WHAT TO DO:
Each line with the string "author" is to be copied from the records below.

*** Opening RECORDED DATA ***

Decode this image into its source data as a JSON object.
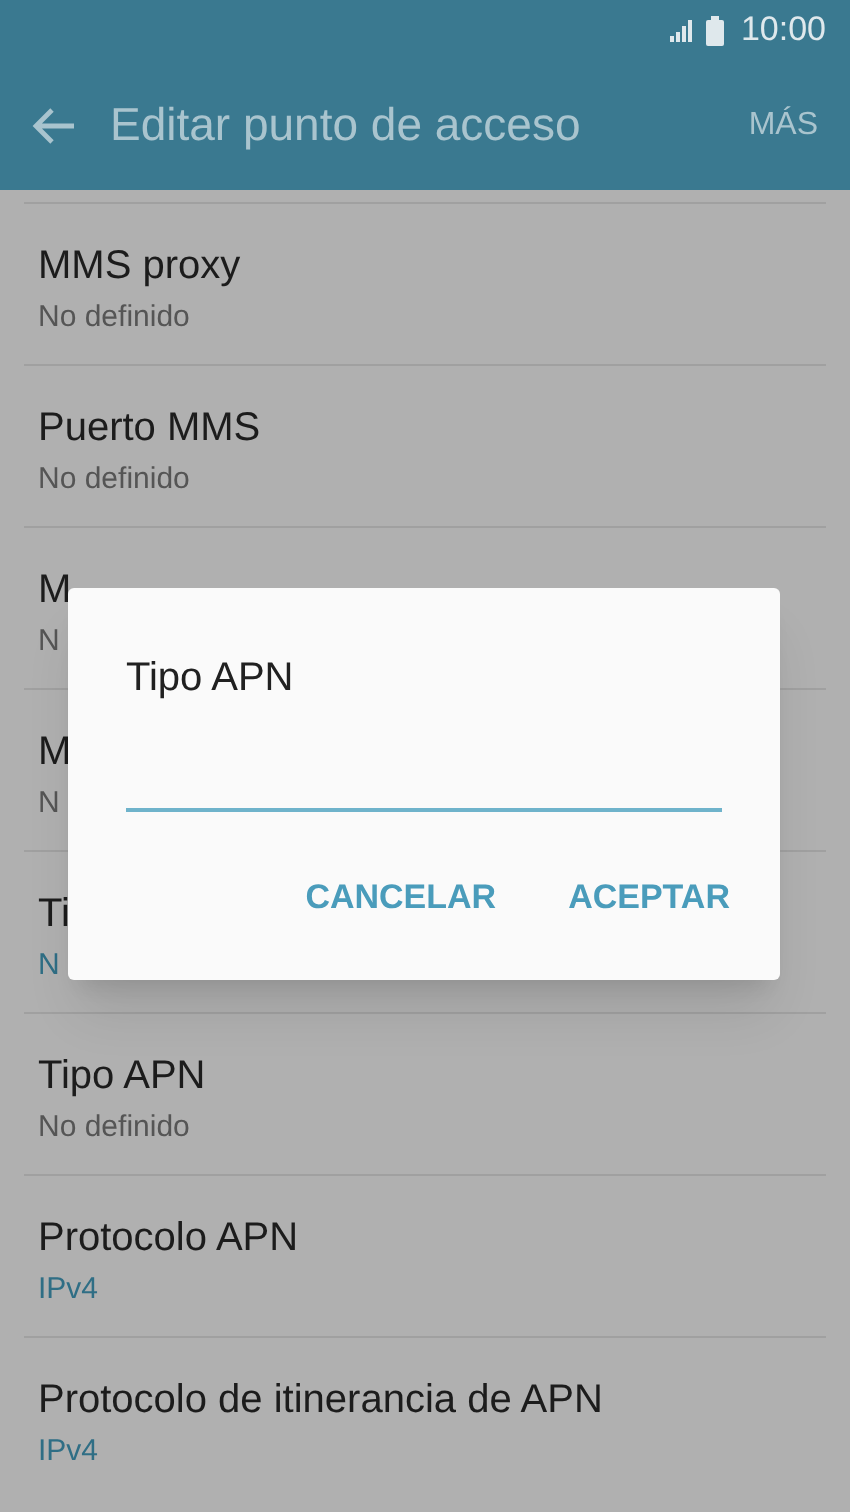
{
  "status_bar": {
    "time": "10:00"
  },
  "app_bar": {
    "title": "Editar punto de acceso",
    "action": "MÁS"
  },
  "settings": [
    {
      "title": "MMS proxy",
      "value": "No definido",
      "highlighted": false
    },
    {
      "title": "Puerto MMS",
      "value": "No definido",
      "highlighted": false
    },
    {
      "title": "M",
      "value": "N",
      "highlighted": false
    },
    {
      "title": "M",
      "value": "N",
      "highlighted": false
    },
    {
      "title": "Ti",
      "value": "N",
      "highlighted": true
    },
    {
      "title": "Tipo APN",
      "value": "No definido",
      "highlighted": false
    },
    {
      "title": "Protocolo APN",
      "value": "IPv4",
      "highlighted": true
    },
    {
      "title": "Protocolo de itinerancia de APN",
      "value": "IPv4",
      "highlighted": true
    }
  ],
  "dialog": {
    "title": "Tipo APN",
    "buttons": [
      "CANCELAR",
      "ACEPTAR"
    ]
  }
}
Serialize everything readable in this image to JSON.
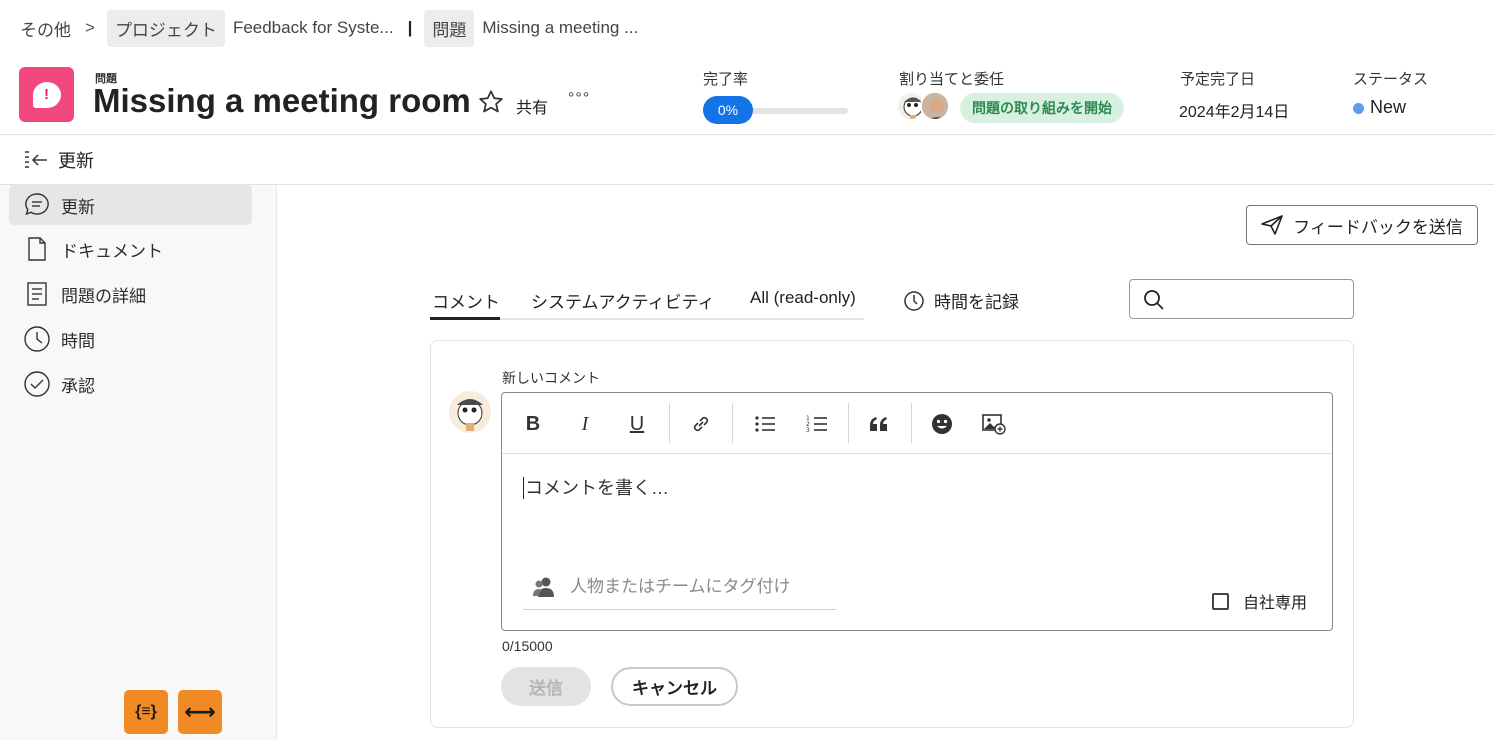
{
  "breadcrumb": {
    "items": [
      "その他",
      "プロジェクト",
      "Feedback for Syste...",
      "問題",
      "Missing a meeting ..."
    ],
    "separator": ">",
    "divider": "|"
  },
  "header": {
    "object_type": "問題",
    "title": "Missing a meeting room",
    "share_label": "共有",
    "more_label": "°°°",
    "completion_label": "完了率",
    "completion_value": "0%",
    "completion_fraction": 0,
    "assign_label": "割り当てと委任",
    "assign_badge": "問題の取り組みを開始",
    "due_label": "予定完了日",
    "due_value": "2024年2月14日",
    "status_label": "ステータス",
    "status_value": "New",
    "status_color": "#5e9cf5",
    "icon_color": "#f1497d"
  },
  "section": {
    "title": "更新"
  },
  "sidebar": {
    "items": [
      {
        "label": "更新",
        "icon": "comment-icon",
        "active": true
      },
      {
        "label": "ドキュメント",
        "icon": "document-icon",
        "active": false
      },
      {
        "label": "問題の詳細",
        "icon": "details-icon",
        "active": false
      },
      {
        "label": "時間",
        "icon": "clock-icon",
        "active": false
      },
      {
        "label": "承認",
        "icon": "check-circle-icon",
        "active": false
      }
    ],
    "dev_buttons": [
      "{≡}",
      "⟷"
    ],
    "dev_color": "#f08a24"
  },
  "main": {
    "feedback_button": "フィードバックを送信",
    "tabs": [
      "コメント",
      "システムアクティビティ",
      "All (read-only)"
    ],
    "log_time": "時間を記録",
    "search": {
      "value": "",
      "placeholder": ""
    },
    "comment": {
      "label": "新しいコメント",
      "placeholder": "コメントを書く…",
      "tag_placeholder": "人物またはチームにタグ付け",
      "internal_label": "自社専用",
      "char_count": "0/15000",
      "send": "送信",
      "cancel": "キャンセル",
      "toolbar": [
        "B",
        "I",
        "U"
      ]
    }
  }
}
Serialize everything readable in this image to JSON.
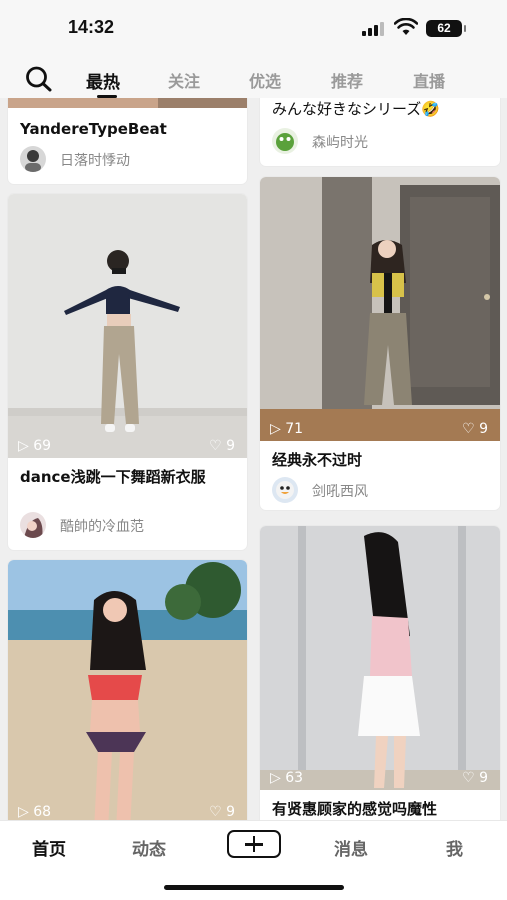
{
  "status_bar": {
    "time": "14:32",
    "battery": "62"
  },
  "top_tabs": [
    {
      "label": "最热",
      "active": true
    },
    {
      "label": "关注",
      "active": false
    },
    {
      "label": "优选",
      "active": false
    },
    {
      "label": "推荐",
      "active": false
    },
    {
      "label": "直播",
      "active": false
    }
  ],
  "feed": {
    "left_column": [
      {
        "title": "YandereTypeBeat",
        "author": "日落时悸动"
      },
      {
        "title": "dance浅跳一下舞蹈新衣服",
        "author": "酷帥的冷血范",
        "plays": "69",
        "likes": "9"
      },
      {
        "plays": "68",
        "likes": "9"
      }
    ],
    "right_column": [
      {
        "title": "みんな好きなシリーズ🤣",
        "author": "森屿时光"
      },
      {
        "title": "经典永不过时",
        "author": "剑吼西风",
        "plays": "71",
        "likes": "9"
      },
      {
        "title": "有贤惠顾家的感觉吗魔性",
        "plays": "63",
        "likes": "9"
      }
    ]
  },
  "bottom_nav": [
    {
      "label": "首页",
      "active": true
    },
    {
      "label": "动态",
      "active": false
    },
    {
      "label": "消息",
      "active": false
    },
    {
      "label": "我",
      "active": false
    }
  ],
  "icons": {
    "search": "search-icon",
    "play": "play-icon",
    "like": "heart-icon",
    "publish": "plus-icon"
  }
}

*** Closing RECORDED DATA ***

TASK ANSWER:
        "author": "日落时悸动"
        "author": "酷帥的冷血范",
        "author": "森屿时光"
        "author": "剑吼西风",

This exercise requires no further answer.